Now you are ready to for normal airline procedures – finding your airline, checking in to get your boarding pass, dropping off your checkin luggage, and going through airport security. You can now board your flight.

Step 5. Pay National Park fees

National Park fee is $6 for Ecuadorean citizens and residents and $100 for foreigners

National Park fee is $6 for Ecuadorean citizens and residents and $100 for foreigners

Once you land in the Galapagos, you will need to wait in a line to pay the national park fee. There are three lines:

  • “Residentes” for residents of the Galapagos
  • “Nacionales” or Ecuadorean citizens and permanent residents
  • “Extranjeros” or foreigners (you are most likely in this category)

As a foreigner, you will need pay $100 in cash for the national park fee. The fee goes to conservation of the islands (see more about where the park fees go here). Bring cash as credit cards are not accepted.

Step 6. Baggage claim and Carry-on luggage check

Find our luggage at the baggage claim and head toward the exit door. There will be one last line where representatives will check your hand carry-on luggage for plants and animals and then let you by.

Note: If your hotel or tour includes transfer from the airport, this is where you will meet your tour or hotel representative to help you with your bags.

Step 7. Bus to the dock

Just outside there are airport buses waiting to take you from the airport to the dock. These are usually crowded but only a 10 minute ride.

Bus to the dock

Bus to the dock

Step 8. Ferry from Baltra Island to Santa Cruz island

The airport is actually located on a different island from the main city where most hotels are located and where tours depart. You will need to take a ferry or water taxi from the dock to get to Santa Cruz island. Ferries and taxis come frequently and take 15-20 minutes.

Ferry across the channel between the airport and Santa Cruz island

Ferry across the channel between the airport and Santa Cruz island

Step 9. Getting to Puerto Ayora by bus or taxi

By van or taxi

If you are on a tour, you may have a van or taxi waiting for you at the dock on Santa Cruz island. The ride by private van or taxi takes about 45 minutes. Traveling independently? As of 2014, taxis charge $18 to Puerto Ayora.

By bus

The other option is the municipal bus. The bus runs somewhat infrequently, take about 1:15 and charges $2 per person to Puerto Ayora. Once in Puerto Ayora, you can take a taxi (hail the white trucks on the street) for $1.

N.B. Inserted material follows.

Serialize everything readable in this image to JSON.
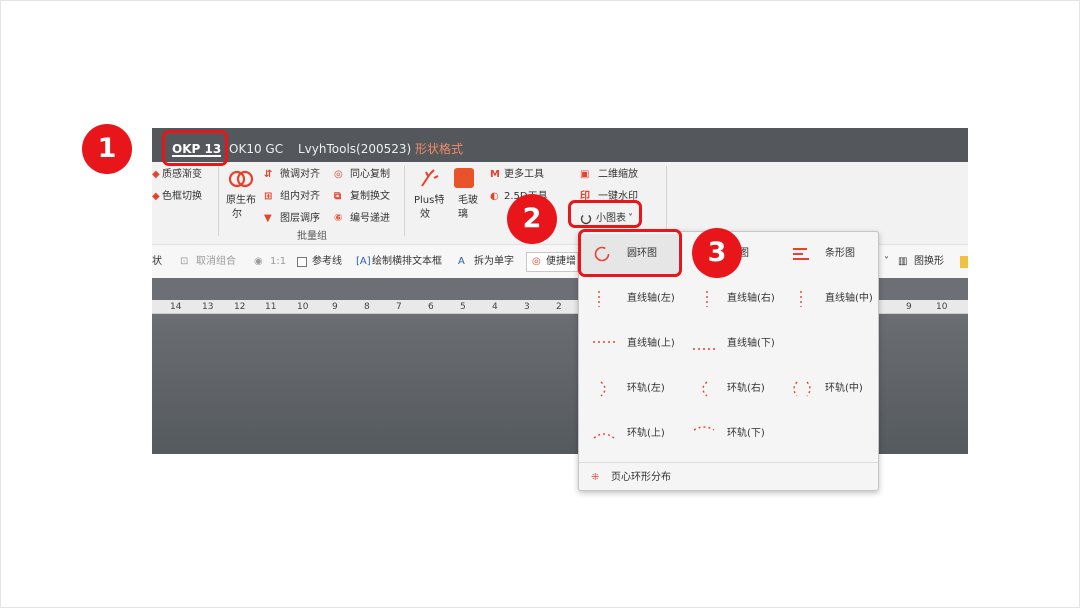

Step 10. Relax!

Once you are in Puerto Ayora, after a long day of travel, make sure to relax! My favorite way to unwind is watching the sea lions and marine iguanas basking in the sun at the Red Mangrove Aventura Lodge. Other times I like to get some icecream at Cafe Hernan by the dock and people-watch.

The welcoming committee at the Red Mangrove Lodge in Puerto Ayora

The welcoming committee at the Red Mangrove Lodge in Puerto Ayora

Share →

2 Responses to Getting to Puerto Ayora, Galapagos – what to expect

  1. Antoine says:

    Hey Lisa,
    My wife and I are trying to explore the Galapagos for our first time in February 2015. Coming from your hometown of San Francisco as well, we like to hike, scuba dive, and surf. We are wondering where you recommend doing those, perhaps beating the crowd, and renting equipment too.
    Thanks for your help!
    Antoine and Sarah

    • Lisa Cho says:

      Hi Antoine,
      Great to hear from another San Franciscan. My favorite hike in the Galapagos was Sierra Negra volcano, with Red Mangrove – you hike up to the crater of a huge volcano. It is beautiful, although sometimes muddy and foggy, well worth a visit. SCUBA can be done as on a dedicated dive boat, or on day trip from Santa Cruz and Isabela, and the most famous site is Gordon Rocks off of Santa Cruz for its schools of hammerhead sharks, but it is an advanced diver site. As a beginning/intermediate diver, I went to North Seymour and loved it. Surfing is most popular on San Cristobal.

      Lisa

Leave a Reply

Your email address will not be published. Required fields are marked *

You may use these HTML tags and attributes: <a href="" title=""> <abbr title=""> <acronym title=""> <b> <blockquote cite=""> <cite> <code> <del datetime=""> <em> <i> <q cite=""> <strike> <strong>